Wednesday, September 29, 2010

Election Day

Earlier this month I worked the polls for the first time in my life. I don't know how they do it in other states, but here the pollworkers are there all day long, 6am till 9pm or later. I was nervous about not knowing enough. I was nervous about spending the whole day with the other pollworkers that I didn't know. But I loved it! The other four women working that day were enjoyable to be with. We traded off jobs during the day so that sometimes I registered new voters and sometimes I handed out ballots and sometimes I checked-in voters. It was fun to see my neighbors come in and say a cheerful howdy to the folks from church who vote in our precinct.

Seeing what happens at the polls does make you wonder about the future of our country, though. People came in and wanted to vote for a particular candidate that wasn't on the ballot. "Why not? Why can't I vote for him?" The fact that he was running for an office that didn't represent their address seems pertinent to me....

Also, it was obvious that a lot of people don't understand what a primary is. In Wisconsin, there is ONE ballot on primary day. You don't tell anybody what party you're aligned with, so you don't request the Democrat ballot versus the Republican ballot versus the Libertarian ballot. Neither do we caucus. Here you are not obliged to choose your party until you're in the voting booth, and then you vote for candidates only in that party and submit your ballot. The voting machine will spit your ballot back at you if you voted for people in different parties. A stunning amount of people were ticked about that. They said they should be able to vote for whomever they wished, regardless of party. We explained that, in November, they could. But this is a primary; it's not voting for offices; a primary is the party's decision as to which candidates will represent the party. Uh... that wasn't understood. At all. Seems to me that all those who heartily disagree should be pressing the legislature for preferential voting.

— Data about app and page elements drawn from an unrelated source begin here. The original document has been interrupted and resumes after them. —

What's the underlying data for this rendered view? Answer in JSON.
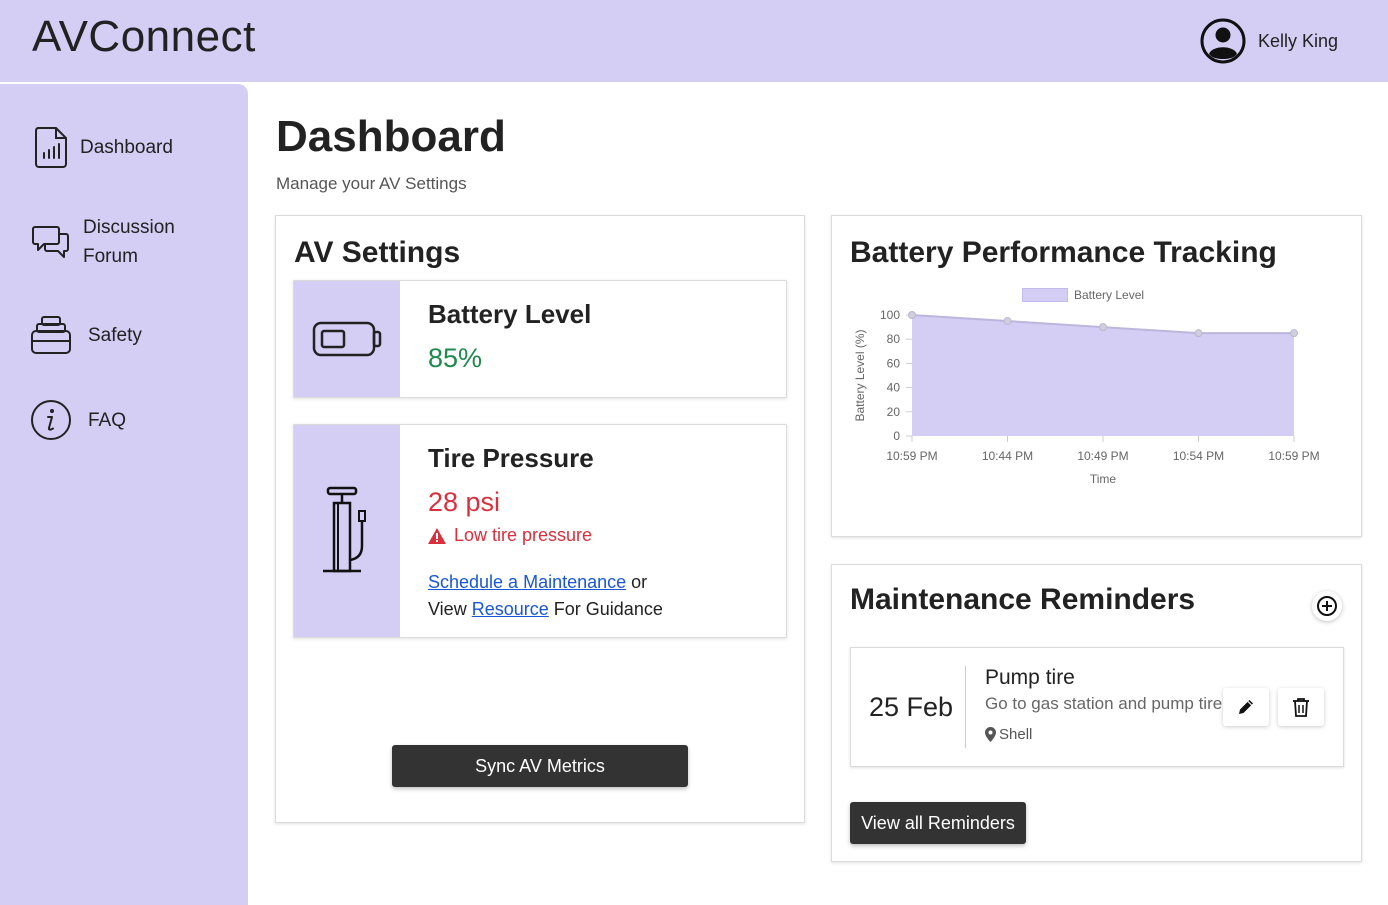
{
  "header": {
    "brand": "AVConnect",
    "user_name": "Kelly King"
  },
  "sidebar": {
    "items": [
      {
        "label": "Dashboard",
        "icon": "chart-document-icon"
      },
      {
        "label_line1": "Discussion",
        "label_line2": "Forum",
        "icon": "chat-bubbles-icon"
      },
      {
        "label": "Safety",
        "icon": "stacked-box-icon"
      },
      {
        "label": "FAQ",
        "icon": "info-circle-icon"
      }
    ]
  },
  "page": {
    "title": "Dashboard",
    "subtitle": "Manage your AV Settings"
  },
  "av_settings": {
    "title": "AV Settings",
    "battery": {
      "label": "Battery Level",
      "value": "85%"
    },
    "tire": {
      "label": "Tire Pressure",
      "value": "28 psi",
      "warning": "Low tire pressure",
      "schedule_link": "Schedule a Maintenance",
      "or_text": "or",
      "view_text": "View",
      "resource_link": "Resource",
      "guidance_text": "For Guidance"
    },
    "sync_button": "Sync AV Metrics"
  },
  "battery_chart": {
    "title": "Battery Performance Tracking"
  },
  "chart_data": {
    "type": "area",
    "categories": [
      "10:59 PM",
      "10:44 PM",
      "10:49 PM",
      "10:54 PM",
      "10:59 PM"
    ],
    "series": [
      {
        "name": "Battery Level",
        "values": [
          100,
          95,
          90,
          85,
          85
        ]
      }
    ],
    "xlabel": "Time",
    "ylabel": "Battery Level (%)",
    "ylim": [
      0,
      100
    ],
    "yticks": [
      "0",
      "20",
      "40",
      "60",
      "80",
      "100"
    ],
    "legend": "top",
    "fill_color": "#d4cdf4"
  },
  "maintenance": {
    "title": "Maintenance Reminders",
    "reminders": [
      {
        "date": "25 Feb",
        "title": "Pump tire",
        "description": "Go to gas station and pump tire",
        "location": "Shell"
      }
    ],
    "view_all_button": "View all Reminders"
  },
  "colors": {
    "accent": "#d4cdf4",
    "good": "#1e8a4c",
    "bad": "#d9303e",
    "link": "#1a56d6",
    "dark_button": "#333333"
  }
}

There was a massive turnout for a primary -- about 43% of the registered voters. The age of voters, though, makes a person wonder who's going to be voting in 20-30 years. A disproportional amount of voters were past retirement age. There were a few young people but not many. This reminds me: now that Andrew's had his birthday, he needs to go to town hall and register to vote.

We don't know what was being said on talk radio on election day, but apparently there was a lot of discussion about same-day voter registration. Although you are not required to show proof of identity or residence when you go to vote [... waiting while all you folks from other states gasp loudly and say "Surely NOT!!!!" ...] many voters came in and insisted on pulling out their drivers license to show their identity. Several men throughout the day proffered their ID cards and said, "Just getting in practice for when we have to start doing this next spring" (anticipating a vast change in the power-balance, so that the election laws can be changed to decrease voter fraud).


  1. My husband and I worked the polls several times in college and early in our marriage. He has done it once or twice since then. It was always an interesting experience and the little check that came made it even better! Glad you enjoyed it.

  2. Working the polls for the past eight years has been a hugely interesting experience for me. Eye-opening, to say the least. Our voters have to declare a party in the primary, and many DO NOT LIKE THAT. I'm looking forward to the election in November. I'm anticipating a drastically lower turnout in the precinct I'm in charge of than we had in 2008.